Monday, March 26, 2007

Fifth Circuit Erroneously Holds That Unauthorized Use of a Vehicle (aka Joyriding) Is Still an Aggravated Felony post-Leocal

Brieva-Perez v. Gonzales, No. 05-60639 (5th Cir. Mar. 19, 2007) (Jones, Wiener, Barksdale)

Anyone who has dealt with the definition of "aggravated felony" found in 8 U.S.C. § 1101(a)(43) knows just how ridiculously overbroad it is. The problem is compounded when courts misinterpret the definition and find things to be aggravated felonies which aren't. One of the more notable examples is the Fifth Circuit's opinion in United States v. Galvan-Rodriguez, which held that the Texas offense of unauthorized use of a vehicle (Penal Code § 31.07), which consists of "intentionally or knowingly operat[ing] another's boat, airplace, or motor-propelled vehicle without the effective consent of the owner[,]" constitutes a "crime of violence" for aggravated felony purposes. Unfortunately, Brieva-Perez perpetuates Galvan-Rodriguez's erroneous construction of the aggravated felony definition with regard to UUV, notwithstanding the reasoning of a recent Supreme Court decision that would appear to compel the opposite result.

Galvan-Rodriguez held that UUV is an aggravated felony under 8 U.S.C. § 1101(a)(43)(F), which includes "crimes of violence" as that term is defined in 18 U.S.C. § 16. 169 F.3d 217, 219-20 (5th Cir. 1999). 18 U.S.C. § 16(b), in turn, defines the term "crime of violence" to include felony offenses that by [their] nature, involve[] a substantial risk that physical force against the person or property of another may be used in the course of committing the offense." Galvan-Rodriguez concluded that UUV satisfies the definition in § 16(b) because of the potential for the offense to result in damage to property or injury to people:
Just as burglary of a vehicle involves a substantial risk that property might be damaged or destroyed in the commission of the offense, the unauthorized use of a vehicle likewise carries a substantial risk that the vehicle might be broken into, "stripped," or vandalized, or that it might become involved in an accident, resulting not only in damage to the vehicle and other property, but in personal injuries to innocent victims as well.

Id. at 219 (citation omitted).

The Supreme Court later rejected this result-oriented interpretation of § 16(b) in Leocal v. Ashcroft, 543 U.S. 1 (2004). Leocal involved the question whether the Florida offense of DUI causing bodily injury (which "does not require proof of any particular mental state") constitutes a crime of violence under 18 U.S.C. § 16. The Court concluded that it does not, holding that
§ 16(b) plainly does not encompass all offenses which create a "substantial risk" that injury will result from a person’s conduct. The "substantial risk in § 16(b) relates to the use of force, not to the possible effect of the person’s conduct. The risk that an accident may occur when an individual drives while intoxicated is simply not the same think as the risk that the individual may "use" physical force against another in committing the DUI offense.

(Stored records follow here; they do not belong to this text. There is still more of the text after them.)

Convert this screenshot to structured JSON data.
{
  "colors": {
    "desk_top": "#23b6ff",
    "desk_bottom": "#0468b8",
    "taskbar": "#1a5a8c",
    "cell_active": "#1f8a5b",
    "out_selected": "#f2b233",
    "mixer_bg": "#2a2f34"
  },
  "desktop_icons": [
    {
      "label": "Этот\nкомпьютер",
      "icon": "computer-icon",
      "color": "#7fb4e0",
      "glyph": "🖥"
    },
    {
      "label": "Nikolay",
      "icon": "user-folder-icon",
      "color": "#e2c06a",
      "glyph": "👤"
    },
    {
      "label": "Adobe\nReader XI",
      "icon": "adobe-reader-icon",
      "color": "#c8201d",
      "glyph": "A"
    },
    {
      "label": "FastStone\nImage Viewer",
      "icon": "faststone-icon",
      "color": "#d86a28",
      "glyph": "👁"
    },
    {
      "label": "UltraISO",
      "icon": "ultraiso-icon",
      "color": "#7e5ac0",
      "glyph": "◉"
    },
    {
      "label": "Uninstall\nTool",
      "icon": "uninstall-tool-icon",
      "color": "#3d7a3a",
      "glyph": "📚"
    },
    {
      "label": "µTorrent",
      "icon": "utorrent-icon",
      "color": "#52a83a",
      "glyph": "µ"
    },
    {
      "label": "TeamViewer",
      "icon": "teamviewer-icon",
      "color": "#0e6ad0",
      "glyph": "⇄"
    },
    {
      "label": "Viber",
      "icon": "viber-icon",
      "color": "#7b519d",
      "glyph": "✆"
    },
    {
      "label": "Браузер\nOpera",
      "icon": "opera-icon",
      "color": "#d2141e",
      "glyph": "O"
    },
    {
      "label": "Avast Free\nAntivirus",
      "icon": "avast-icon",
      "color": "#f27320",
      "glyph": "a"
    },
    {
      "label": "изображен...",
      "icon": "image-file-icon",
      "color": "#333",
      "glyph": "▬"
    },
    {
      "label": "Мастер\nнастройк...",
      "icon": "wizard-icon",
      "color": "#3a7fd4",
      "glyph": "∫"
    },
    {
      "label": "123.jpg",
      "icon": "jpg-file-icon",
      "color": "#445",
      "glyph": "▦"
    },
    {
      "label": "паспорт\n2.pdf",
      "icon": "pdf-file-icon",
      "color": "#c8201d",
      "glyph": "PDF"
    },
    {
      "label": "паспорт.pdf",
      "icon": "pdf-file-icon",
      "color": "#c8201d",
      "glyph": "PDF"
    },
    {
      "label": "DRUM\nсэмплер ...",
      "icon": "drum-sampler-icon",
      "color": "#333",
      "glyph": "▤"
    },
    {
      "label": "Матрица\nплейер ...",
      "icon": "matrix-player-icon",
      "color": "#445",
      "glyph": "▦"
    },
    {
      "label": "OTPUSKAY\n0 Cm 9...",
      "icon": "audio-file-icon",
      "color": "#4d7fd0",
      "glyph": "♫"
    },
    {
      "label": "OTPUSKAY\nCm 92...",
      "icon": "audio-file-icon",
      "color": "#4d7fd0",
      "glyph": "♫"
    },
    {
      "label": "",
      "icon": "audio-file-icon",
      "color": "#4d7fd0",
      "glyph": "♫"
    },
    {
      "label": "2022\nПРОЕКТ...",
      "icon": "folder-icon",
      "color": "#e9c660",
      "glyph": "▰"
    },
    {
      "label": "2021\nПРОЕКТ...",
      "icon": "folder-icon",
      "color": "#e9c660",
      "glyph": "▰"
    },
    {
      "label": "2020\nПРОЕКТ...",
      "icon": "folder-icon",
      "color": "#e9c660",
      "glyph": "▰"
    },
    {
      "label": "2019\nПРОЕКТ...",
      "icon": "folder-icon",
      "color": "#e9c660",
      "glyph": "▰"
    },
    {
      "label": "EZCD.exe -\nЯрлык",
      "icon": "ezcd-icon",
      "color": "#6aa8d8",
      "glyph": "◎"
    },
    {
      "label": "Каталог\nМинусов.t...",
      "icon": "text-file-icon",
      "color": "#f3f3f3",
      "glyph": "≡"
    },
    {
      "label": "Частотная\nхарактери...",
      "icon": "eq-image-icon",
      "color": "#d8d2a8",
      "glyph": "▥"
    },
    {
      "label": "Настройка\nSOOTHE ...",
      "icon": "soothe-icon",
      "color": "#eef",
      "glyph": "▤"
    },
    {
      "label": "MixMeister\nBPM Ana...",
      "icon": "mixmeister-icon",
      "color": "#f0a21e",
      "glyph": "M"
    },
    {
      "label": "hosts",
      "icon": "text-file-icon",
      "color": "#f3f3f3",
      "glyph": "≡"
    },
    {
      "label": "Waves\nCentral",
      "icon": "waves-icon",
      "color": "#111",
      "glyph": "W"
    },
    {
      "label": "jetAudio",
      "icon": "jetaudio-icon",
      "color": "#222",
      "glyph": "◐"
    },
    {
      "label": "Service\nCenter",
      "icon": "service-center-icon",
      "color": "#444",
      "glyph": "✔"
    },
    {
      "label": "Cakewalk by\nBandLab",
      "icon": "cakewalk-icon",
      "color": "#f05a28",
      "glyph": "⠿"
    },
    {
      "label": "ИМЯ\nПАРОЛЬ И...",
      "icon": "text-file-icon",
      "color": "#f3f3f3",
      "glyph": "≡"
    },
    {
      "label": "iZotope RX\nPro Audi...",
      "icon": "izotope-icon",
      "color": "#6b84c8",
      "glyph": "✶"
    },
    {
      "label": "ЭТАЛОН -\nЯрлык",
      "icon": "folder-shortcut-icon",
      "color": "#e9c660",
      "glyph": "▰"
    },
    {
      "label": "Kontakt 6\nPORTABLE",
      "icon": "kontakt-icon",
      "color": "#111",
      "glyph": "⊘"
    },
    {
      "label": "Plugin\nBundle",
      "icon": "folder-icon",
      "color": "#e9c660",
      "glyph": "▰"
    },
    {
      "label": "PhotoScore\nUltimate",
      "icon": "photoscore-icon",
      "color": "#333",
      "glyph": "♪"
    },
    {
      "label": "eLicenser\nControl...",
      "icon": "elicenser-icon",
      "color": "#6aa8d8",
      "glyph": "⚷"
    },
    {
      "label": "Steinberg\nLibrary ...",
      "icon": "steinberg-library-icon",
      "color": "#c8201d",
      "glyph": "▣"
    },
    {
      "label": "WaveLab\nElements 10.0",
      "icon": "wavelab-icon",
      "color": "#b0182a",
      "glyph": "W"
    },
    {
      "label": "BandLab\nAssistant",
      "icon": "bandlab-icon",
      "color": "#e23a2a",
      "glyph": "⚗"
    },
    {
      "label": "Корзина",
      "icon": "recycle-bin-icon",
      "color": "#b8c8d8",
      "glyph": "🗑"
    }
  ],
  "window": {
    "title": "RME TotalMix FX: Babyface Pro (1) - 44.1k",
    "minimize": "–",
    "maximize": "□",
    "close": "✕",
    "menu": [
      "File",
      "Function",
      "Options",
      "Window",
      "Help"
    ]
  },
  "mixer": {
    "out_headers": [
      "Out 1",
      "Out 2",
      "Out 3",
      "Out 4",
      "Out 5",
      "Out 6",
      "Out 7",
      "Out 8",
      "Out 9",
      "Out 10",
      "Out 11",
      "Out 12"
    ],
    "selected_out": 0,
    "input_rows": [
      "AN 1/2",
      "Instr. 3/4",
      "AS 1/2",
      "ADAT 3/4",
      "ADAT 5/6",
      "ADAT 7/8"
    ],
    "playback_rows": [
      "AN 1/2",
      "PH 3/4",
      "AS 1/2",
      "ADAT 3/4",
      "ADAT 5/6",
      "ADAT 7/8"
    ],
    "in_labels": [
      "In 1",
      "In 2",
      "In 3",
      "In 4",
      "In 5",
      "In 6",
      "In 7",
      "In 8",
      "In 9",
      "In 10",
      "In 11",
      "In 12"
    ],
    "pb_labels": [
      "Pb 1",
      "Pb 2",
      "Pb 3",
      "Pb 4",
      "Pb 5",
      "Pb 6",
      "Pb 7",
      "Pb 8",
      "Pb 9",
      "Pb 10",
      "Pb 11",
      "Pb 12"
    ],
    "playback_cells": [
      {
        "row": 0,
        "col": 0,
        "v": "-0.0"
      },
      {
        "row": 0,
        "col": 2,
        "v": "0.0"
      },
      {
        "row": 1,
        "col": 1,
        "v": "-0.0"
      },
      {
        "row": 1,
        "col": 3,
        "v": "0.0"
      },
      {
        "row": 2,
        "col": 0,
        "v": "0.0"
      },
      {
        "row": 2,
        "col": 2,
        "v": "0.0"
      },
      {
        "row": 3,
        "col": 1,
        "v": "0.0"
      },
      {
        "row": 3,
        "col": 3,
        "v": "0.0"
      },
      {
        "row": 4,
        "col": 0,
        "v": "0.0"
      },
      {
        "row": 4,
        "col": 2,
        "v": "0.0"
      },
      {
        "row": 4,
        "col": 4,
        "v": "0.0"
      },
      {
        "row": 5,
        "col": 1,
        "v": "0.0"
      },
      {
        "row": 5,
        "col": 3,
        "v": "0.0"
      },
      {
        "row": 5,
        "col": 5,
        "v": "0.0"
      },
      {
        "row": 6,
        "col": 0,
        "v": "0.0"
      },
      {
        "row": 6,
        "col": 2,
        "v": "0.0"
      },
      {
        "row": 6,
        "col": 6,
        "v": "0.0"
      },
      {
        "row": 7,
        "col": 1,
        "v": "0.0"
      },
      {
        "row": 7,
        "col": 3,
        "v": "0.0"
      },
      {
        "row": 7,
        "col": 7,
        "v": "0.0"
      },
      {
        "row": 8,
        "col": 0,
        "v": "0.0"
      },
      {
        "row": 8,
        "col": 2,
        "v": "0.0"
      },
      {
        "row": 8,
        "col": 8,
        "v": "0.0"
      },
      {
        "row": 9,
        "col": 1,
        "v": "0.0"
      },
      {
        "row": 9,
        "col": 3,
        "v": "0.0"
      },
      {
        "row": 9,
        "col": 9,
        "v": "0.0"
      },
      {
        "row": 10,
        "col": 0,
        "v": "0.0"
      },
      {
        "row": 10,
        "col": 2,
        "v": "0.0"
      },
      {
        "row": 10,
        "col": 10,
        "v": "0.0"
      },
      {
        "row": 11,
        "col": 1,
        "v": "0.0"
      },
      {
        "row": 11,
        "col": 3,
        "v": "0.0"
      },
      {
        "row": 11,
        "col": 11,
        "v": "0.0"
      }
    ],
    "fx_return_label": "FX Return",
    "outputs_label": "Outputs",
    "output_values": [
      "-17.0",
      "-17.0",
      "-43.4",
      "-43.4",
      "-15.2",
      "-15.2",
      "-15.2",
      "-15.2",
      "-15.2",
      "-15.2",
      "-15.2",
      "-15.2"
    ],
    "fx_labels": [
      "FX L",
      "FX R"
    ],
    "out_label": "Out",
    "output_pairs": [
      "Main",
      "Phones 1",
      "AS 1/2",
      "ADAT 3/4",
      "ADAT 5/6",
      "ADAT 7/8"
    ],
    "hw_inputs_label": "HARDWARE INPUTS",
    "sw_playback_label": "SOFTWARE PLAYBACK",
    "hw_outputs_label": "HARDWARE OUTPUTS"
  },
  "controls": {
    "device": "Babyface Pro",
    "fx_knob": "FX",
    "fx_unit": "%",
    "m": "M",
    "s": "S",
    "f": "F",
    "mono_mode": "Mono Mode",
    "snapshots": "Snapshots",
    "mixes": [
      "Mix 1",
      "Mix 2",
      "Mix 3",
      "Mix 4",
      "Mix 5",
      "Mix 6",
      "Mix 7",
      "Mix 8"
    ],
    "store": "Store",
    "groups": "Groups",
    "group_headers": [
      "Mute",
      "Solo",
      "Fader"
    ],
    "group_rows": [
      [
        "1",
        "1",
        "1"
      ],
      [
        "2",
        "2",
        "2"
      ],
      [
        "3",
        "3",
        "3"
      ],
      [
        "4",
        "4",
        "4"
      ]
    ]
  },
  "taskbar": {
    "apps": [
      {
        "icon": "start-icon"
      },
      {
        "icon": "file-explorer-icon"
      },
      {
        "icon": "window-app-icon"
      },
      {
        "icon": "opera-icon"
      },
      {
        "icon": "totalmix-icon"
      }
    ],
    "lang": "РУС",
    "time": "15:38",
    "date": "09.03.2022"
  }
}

543 U.S. 1, 10 n.7 (2004) (citations omitted).

Because Leocal expressly rejected the result-oriented, risk-of-harm reasoning that was critical to Galvan-Rodriguez's holding, it would sure seem that UUV should no longer qualify as an aggravated felony.

Nevertheless, in a largely conclusory analysis, Brieva-Perez holds that "Leocal is fully consistent with this court's construction of the Texas UUV Statute in Galvan-Rodriguez." Slip op. at 7. Brieva-Perez reasoned that Leocal's interpretation of § 16(b) as "requir[ing] a substantial risk of intentional use of force . . . does not mean that a statute must have an element of intent to cause harm to another's person or property to be considered a crime of violence under § 16." Id.

It's true that § 16(b) doesn't require an intent to harm, but that's beside the point. The flaw of Galvan-Rodriguez is that it focuses on results rather than acts, and under Leocal the question is whether the offense entails a substantial risk of a forceful act, not whether there's a risk of a forceful result. (Not to mention the fact that even if the harms identified in Galvan-Rodriguez necessarily require the intentional use of physical force, the potential for such force is more speculative than substantial.) Hopefully Brieva-Perez won't be the last word on this issue.

Labels: ,


Post a Comment

<< Home